By 1985 a couple Regional Postmaster Generals (the country was divided in 5 geographical areas) realized this investment needed to be supported by a parallel effort to develop more participative managers. The recognition that managers needed to learn how to move away from the more dominant autocratic approach to genuinely value employee input was another breakthrough. The request to design a workshop for Division Managers across the Regions followed. MOR rolled out a three-day Participative Management Program from Baton Rouge to Birmingham to Boston to Long Beach to New Orleans to New York City to Providence to Portland to West Palm, and numerous cities in between.
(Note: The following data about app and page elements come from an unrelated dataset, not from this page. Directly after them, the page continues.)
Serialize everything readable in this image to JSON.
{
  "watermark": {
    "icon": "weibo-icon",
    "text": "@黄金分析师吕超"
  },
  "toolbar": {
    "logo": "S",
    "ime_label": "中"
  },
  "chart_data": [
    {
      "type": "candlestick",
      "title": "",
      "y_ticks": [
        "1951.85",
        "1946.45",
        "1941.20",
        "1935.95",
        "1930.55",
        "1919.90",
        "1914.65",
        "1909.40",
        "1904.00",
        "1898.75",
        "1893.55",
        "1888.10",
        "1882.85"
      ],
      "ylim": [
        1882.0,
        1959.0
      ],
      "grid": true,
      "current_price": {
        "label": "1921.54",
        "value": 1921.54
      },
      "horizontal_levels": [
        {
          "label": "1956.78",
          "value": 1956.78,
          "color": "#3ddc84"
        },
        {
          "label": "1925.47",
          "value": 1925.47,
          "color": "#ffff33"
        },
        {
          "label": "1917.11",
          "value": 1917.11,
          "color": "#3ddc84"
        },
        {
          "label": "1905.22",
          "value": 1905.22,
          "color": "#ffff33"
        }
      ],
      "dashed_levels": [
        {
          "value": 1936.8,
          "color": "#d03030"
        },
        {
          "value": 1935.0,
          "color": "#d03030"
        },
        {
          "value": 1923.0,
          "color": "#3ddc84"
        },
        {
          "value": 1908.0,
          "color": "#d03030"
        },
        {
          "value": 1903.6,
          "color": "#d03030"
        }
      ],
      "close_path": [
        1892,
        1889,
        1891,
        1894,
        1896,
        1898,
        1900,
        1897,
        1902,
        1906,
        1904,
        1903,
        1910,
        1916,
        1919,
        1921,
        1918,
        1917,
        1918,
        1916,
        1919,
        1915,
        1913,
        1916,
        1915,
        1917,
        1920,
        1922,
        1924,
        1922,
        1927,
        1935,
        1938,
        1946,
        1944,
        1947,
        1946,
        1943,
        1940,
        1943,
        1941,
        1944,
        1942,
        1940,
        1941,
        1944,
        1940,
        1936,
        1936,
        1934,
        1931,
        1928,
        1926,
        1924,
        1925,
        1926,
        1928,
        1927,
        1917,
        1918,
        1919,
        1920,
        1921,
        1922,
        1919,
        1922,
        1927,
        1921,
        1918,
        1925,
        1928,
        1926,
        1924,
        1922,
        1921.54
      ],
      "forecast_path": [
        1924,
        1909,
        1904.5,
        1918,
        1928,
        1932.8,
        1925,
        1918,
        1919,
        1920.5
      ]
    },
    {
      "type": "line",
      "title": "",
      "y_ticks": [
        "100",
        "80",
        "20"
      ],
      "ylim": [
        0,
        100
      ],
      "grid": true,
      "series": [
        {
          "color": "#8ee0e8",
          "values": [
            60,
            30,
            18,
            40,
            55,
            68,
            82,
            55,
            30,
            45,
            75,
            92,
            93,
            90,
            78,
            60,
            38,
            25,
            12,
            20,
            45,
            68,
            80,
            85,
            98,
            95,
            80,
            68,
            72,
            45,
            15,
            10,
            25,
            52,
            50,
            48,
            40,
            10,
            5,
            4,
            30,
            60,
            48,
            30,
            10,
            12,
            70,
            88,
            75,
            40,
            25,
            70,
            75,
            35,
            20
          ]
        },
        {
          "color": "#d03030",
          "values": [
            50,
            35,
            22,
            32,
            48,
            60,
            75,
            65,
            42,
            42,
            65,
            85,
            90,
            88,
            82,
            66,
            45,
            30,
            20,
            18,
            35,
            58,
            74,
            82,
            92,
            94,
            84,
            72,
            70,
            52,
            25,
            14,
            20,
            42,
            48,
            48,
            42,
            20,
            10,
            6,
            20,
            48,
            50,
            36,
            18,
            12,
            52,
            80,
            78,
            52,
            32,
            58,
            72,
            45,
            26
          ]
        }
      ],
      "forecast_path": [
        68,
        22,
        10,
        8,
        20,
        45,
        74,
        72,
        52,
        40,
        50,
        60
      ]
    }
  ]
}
Over the next two years over 1,500 senior managers went through this workshop whether they wanted to do so or not.
Lessons number two, three and four followed from this vast experiment.
2. A three-day workshop does not result in sustainable behavior change.
3. A three-day workshop does not change a deeply embedded autocratic culture that made top-down management a science.
4. Any workshop where people are mandated to attend is far less likely to influence behavior than when participants want to be there.
These lessons along with others have played an instrumental role in MOR’s strategic direction and eventual focus on developing leaders.
During the first decade MOR Associates also worked with Ford Motor Company, FMC Corporation, the United Auto Workers, New York State, and several of their unions. In each of these engagements MOR was asked to help evolve the labor management relationships as well as to design employee involvement processes along with building the skills for working effectively in teams.
During even these early years when MOR was a relatively young and emerging consulting firm there was an outsized reach as we had the opportunity to influence thousands of people from the work floor to the boardroom.
1983 to 1992
- 650 Members of Labor Management Committees Attended Workshops
- 1,200 Facilitators Trained for Employee Involvement Programs
- 3,700 Attended Participative Management Workshops
1993 to 2002
- 30,000 participated in Skills for Working Effectively in Teams (MOR led and expanded by Train the Trainer)
- 2,750 people were schooled in the practices for Self Directed Work Teams
- 2,400 participated in the workshop entitled The Manager As Coach
- 1,800 took part in reengineering and total quality management programs
Over these decades the appreciation for how employees can contribute to the workplace and the importance of treating everyone with dignity and respect has become far more mainstream than back in 1983 when these two tenets were considered radical ideas. There were more lessons learned as we reinvented MOR’s focus in the ensuing years as we needed to adapt to the changing context. We’ll share more of the story in Tuesday Readings this month.